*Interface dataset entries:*
◆ ◆ ◆ ◆ ◆

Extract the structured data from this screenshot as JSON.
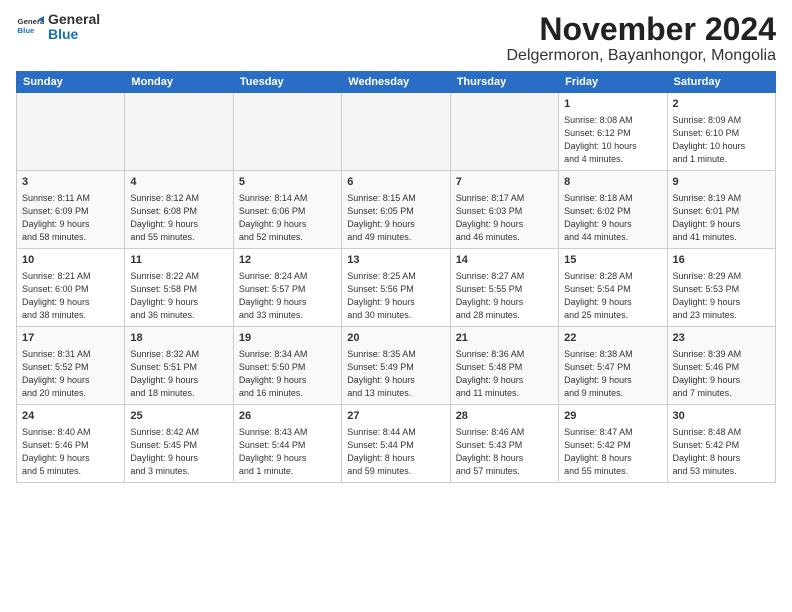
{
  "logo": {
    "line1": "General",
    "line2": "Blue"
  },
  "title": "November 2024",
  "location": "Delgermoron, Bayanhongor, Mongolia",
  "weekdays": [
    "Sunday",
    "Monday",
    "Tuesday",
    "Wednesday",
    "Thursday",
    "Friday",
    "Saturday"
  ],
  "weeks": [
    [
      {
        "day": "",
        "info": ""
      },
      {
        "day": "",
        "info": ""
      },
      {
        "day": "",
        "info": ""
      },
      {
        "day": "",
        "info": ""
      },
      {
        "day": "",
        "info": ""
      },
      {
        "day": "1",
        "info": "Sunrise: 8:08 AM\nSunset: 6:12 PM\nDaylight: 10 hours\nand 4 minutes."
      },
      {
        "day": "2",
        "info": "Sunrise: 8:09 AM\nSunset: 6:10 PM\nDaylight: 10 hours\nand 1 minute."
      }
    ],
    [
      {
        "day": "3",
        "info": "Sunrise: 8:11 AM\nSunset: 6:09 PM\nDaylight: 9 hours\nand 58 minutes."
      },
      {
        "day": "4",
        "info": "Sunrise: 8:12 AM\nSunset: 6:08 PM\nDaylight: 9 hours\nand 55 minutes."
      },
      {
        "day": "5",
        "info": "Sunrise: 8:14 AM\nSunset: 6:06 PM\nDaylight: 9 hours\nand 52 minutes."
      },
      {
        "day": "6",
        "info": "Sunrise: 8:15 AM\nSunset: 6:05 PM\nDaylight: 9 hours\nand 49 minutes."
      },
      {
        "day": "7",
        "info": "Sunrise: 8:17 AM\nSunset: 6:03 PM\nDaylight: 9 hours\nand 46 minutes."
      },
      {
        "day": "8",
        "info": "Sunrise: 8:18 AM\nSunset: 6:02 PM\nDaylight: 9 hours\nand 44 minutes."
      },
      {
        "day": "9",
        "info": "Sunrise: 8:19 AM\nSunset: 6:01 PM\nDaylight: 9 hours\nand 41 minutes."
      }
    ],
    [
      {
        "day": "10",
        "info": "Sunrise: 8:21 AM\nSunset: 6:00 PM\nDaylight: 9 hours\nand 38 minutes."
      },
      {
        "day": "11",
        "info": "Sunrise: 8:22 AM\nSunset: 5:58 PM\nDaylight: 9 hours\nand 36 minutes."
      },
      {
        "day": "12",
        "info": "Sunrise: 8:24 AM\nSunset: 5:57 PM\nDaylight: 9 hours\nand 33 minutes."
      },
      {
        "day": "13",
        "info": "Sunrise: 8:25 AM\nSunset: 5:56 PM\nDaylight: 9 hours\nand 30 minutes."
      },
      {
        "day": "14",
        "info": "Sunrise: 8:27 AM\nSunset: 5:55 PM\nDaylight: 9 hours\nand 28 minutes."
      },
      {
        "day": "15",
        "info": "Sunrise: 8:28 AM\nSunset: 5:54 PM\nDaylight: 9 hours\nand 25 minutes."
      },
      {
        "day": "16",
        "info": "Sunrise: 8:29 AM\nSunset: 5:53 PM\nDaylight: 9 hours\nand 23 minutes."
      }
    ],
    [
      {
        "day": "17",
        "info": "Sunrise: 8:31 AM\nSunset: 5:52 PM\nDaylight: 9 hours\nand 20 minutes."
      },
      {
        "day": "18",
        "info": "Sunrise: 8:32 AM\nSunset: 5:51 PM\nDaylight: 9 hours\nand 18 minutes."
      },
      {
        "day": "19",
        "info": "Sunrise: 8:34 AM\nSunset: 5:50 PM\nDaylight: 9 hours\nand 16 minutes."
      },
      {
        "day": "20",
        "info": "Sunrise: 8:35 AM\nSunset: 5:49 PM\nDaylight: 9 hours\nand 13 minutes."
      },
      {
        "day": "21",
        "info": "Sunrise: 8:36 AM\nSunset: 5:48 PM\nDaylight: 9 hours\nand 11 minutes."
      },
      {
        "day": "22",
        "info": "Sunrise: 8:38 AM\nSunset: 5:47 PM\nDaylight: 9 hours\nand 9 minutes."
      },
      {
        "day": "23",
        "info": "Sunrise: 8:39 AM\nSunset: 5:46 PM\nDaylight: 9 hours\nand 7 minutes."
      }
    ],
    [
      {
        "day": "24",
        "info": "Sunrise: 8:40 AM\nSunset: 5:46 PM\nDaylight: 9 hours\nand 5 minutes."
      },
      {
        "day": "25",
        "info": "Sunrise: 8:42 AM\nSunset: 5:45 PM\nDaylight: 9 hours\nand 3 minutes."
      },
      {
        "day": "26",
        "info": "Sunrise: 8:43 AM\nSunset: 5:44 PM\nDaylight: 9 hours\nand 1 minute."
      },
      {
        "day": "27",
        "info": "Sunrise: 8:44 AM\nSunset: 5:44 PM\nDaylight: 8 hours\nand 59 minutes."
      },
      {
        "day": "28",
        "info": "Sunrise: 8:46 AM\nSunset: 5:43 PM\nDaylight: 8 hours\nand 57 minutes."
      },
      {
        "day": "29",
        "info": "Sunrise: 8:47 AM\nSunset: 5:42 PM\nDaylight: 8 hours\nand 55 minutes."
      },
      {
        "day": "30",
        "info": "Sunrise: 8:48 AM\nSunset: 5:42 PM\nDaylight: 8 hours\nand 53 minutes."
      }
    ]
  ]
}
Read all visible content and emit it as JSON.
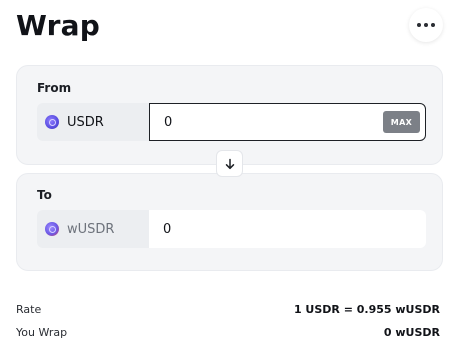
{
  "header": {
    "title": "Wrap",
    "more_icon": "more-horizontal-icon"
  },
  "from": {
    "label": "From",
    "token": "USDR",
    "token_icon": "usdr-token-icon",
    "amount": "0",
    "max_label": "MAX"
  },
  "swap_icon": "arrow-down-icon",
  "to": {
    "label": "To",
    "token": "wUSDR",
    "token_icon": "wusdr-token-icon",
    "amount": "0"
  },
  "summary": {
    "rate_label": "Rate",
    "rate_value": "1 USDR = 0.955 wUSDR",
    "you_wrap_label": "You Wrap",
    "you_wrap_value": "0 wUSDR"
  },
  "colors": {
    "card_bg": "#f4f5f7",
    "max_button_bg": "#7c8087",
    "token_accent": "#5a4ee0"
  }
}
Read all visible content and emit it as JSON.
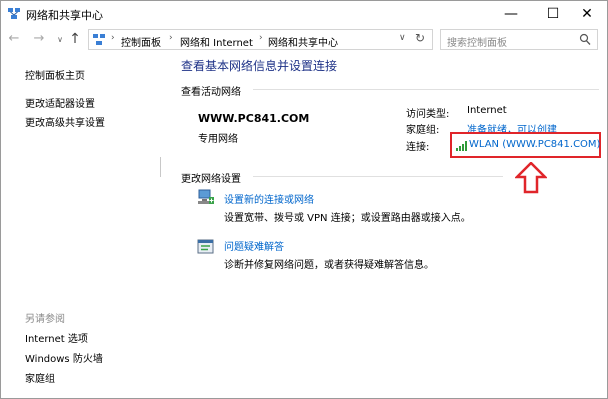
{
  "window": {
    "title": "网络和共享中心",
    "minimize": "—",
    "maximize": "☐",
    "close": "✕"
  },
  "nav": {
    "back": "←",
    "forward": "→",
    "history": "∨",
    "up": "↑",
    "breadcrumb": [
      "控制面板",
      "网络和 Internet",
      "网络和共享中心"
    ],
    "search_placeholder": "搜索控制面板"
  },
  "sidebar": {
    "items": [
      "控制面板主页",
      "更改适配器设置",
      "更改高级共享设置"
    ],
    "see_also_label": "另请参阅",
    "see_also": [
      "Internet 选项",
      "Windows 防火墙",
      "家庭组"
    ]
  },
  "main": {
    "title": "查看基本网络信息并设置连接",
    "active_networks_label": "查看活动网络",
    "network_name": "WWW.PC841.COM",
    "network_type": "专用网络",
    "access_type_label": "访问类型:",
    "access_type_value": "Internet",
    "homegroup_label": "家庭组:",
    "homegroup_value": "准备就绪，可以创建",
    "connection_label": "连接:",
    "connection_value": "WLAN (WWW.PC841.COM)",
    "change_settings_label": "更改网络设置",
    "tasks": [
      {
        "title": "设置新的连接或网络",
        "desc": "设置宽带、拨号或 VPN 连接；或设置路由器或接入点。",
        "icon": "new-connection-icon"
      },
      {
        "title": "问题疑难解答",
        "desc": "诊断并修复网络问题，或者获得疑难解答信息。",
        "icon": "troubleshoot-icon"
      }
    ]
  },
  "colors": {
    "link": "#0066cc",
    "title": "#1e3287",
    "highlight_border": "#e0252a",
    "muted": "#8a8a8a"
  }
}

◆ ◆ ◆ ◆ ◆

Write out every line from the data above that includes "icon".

    "more_icon": "more-horizontal-icon"
    "token_icon": "usdr-token-icon",
  "swap_icon": "arrow-down-icon",
    "token_icon": "wusdr-token-icon",
        "icon": "new-connection-icon"
        "icon": "troubleshoot-icon"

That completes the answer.